What has inspired you to be such a champion for people with disabilities?

Dow is all about being yourself and bringing your whole self to work. My inspiration comes from my late nephew, who at the age of 21 and in his prime (as a student at Auburn University), succumbed to mental illness. Like many members of my family, I felt helpless and hopeless.

Through our work in DEN, in addition to work that is being done by our EH&S and Sustainability organization, we’re focusing on mental health and committed to helping those who need assistance (in addition to “allies” who can support) so that mental health opportunities can be recognized and assistance can be provided to those who could benefit. I’m 100% committed to my role as a champion for people with disabilities.

How does Dow attract and retain diverse talent, including people with disabilities?

We are being incredibly deliberate and on-purpose with inclusion and diversity.

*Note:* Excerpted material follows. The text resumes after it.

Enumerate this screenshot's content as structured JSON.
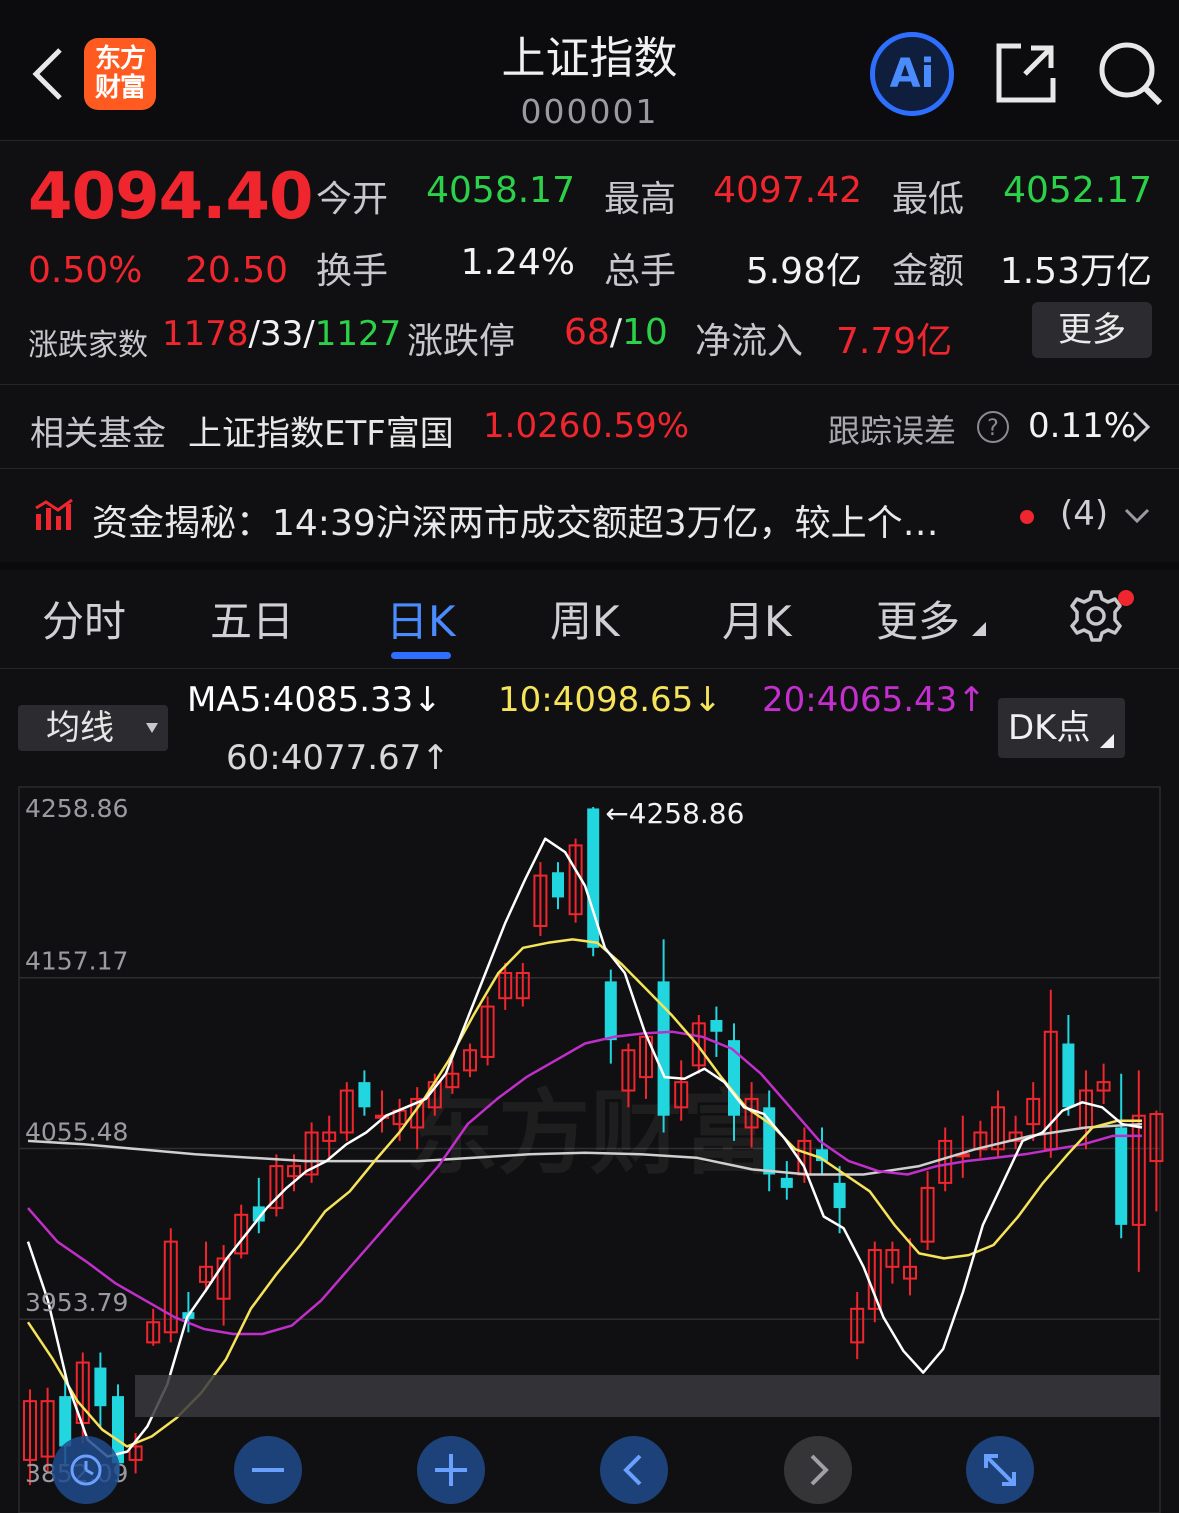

Dow is committed to the recruitment and development of top talent, including individuals who happen to live with a disability.

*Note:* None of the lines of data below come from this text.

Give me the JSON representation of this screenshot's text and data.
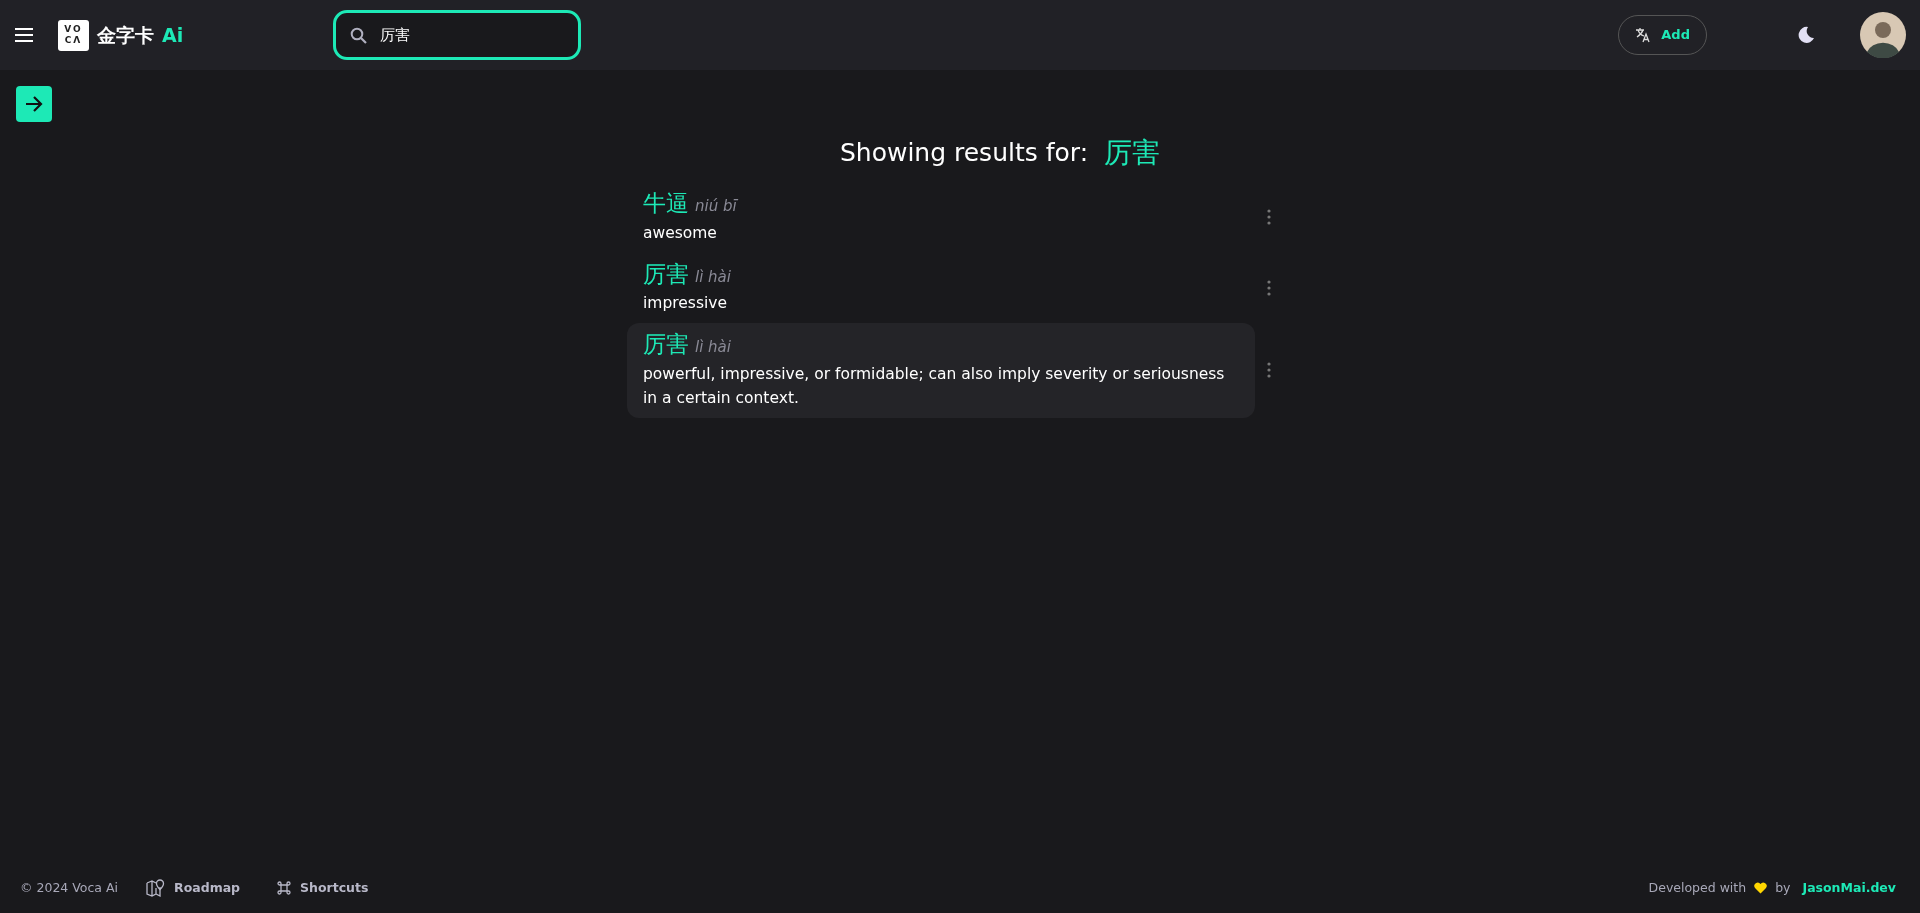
{
  "header": {
    "logo_mark": "VO CΛ",
    "logo_text": "金字卡",
    "logo_suffix": "Ai",
    "search": {
      "value": "厉害"
    },
    "add_button": "Add"
  },
  "heading": {
    "label": "Showing results for:",
    "query": "厉害"
  },
  "results": [
    {
      "word": "牛逼",
      "pinyin": "niú bī",
      "definition": "awesome",
      "selected": false
    },
    {
      "word": "厉害",
      "pinyin": "lì hài",
      "definition": "impressive",
      "selected": false
    },
    {
      "word": "厉害",
      "pinyin": "lì hài",
      "definition": "powerful, impressive, or formidable; can also imply severity or seriousness in a certain context.",
      "selected": true
    }
  ],
  "footer": {
    "copyright": "© 2024 Voca Ai",
    "links": [
      "Roadmap",
      "Shortcuts"
    ],
    "credit_prefix": "Developed with",
    "credit_by": "by",
    "credit_link": "JasonMai.dev"
  }
}
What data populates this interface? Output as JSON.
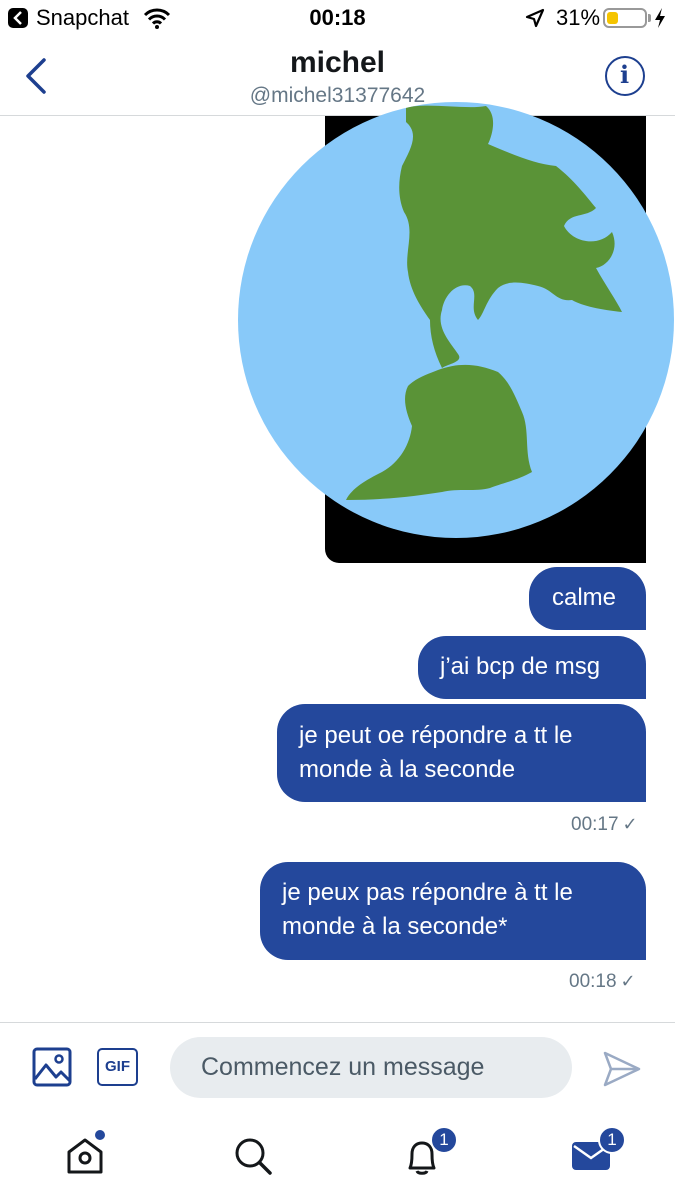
{
  "status_bar": {
    "app_name": "Snapchat",
    "time": "00:18",
    "battery_percent": "31%",
    "battery_level": 0.31,
    "battery_color": "#f5c400"
  },
  "header": {
    "name": "michel",
    "handle": "@michel31377642",
    "back_icon": "chevron-left-icon",
    "info_icon": "info-icon",
    "info_glyph": "i"
  },
  "media": {
    "description_icon": "globe-icon"
  },
  "messages": [
    {
      "text": "calme"
    },
    {
      "text": "j’ai bcp de msg"
    },
    {
      "text": "je peut oe répondre a tt le monde à la seconde",
      "timestamp": "00:17"
    },
    {
      "text": "je peux pas répondre à tt le monde à la seconde*",
      "timestamp": "00:18"
    }
  ],
  "composer": {
    "gif_label": "GIF",
    "placeholder": "Commencez un message",
    "image_icon": "image-icon",
    "send_icon": "send-icon"
  },
  "tabbar": {
    "notifications_badge": "1",
    "messages_badge": "1"
  },
  "colors": {
    "accent": "#1d3f8f",
    "bubble": "#24489c",
    "muted": "#657786"
  }
}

Having the best team means having a diverse team, but you cannot capitalize on those unique differences without having a culture and environment that embraces and values those differences.  Inclusion is the intentional and deliberate action we take to create a culture that embraces and values those differences.

Our dedicated members of DEN and the support of our mission at all levels of the Company is helping Dow to become an employer of choice for people with disabilities.  Dow was named to the 2019 Disability Equality Index® (DEI) “Best Places to Work”, by receiving the top score for the third year in a row.

What recruiting programs are there at Dow for people living with a disability?

Dow sponsors a Project SEARCH program at five sites in the United States and United Kingdom, giving young people with moderate intellectual and developmental disabilities the opportunity to learn valuable career skills in a real workplace setting. Nearly 40 participants have completed Dow internships since 2016.  Learn more about Project SEARCH at Dow in this short video, Breaking Barriers.

Since 2010, Dow has been recruiting from the National Technical Institute for the Deaf (NTID), at Rochester Institute of Technology for summer Co-op positions.

Group photo of Project Search participants

What is The Valuable 500, and why is Dow a member?

The Valuable 500 is a global movement putting disability on the business leadership agenda. It is aiming to have 500 multinational, private sector corporations to be the tipping-point for change and to unlock the business, social and economic value of people living with disabilities across the world. CEO, Jim Fitterling signed The Valuable 500 agreement—our promise starts at the top of our Company.  We are committed to creating opportunities for all and keeping disability inclusion on the leadership agenda.


ACTing on our Commitments

 

Dows comittments to acelerating change

Sep 28, 2020 | Karen S. Carter, Rebecca Bentley, Louis A. Vega

Racism and discrimination are personal, and we believe it will take people of all backgrounds partnering together to alter history’s course.

Across our nation – and our world – peaceful uprisings and global citizens speaking out against social injustice have turned the spotlight on systemic racism and the undeniable, long-overdue reckoning on race. At times, it has been hard to find the right words that truly capture the hurt felt across our nation, and in the world around us.

Is it anger? Is it sadness? Is it helplessness? Is it confusion?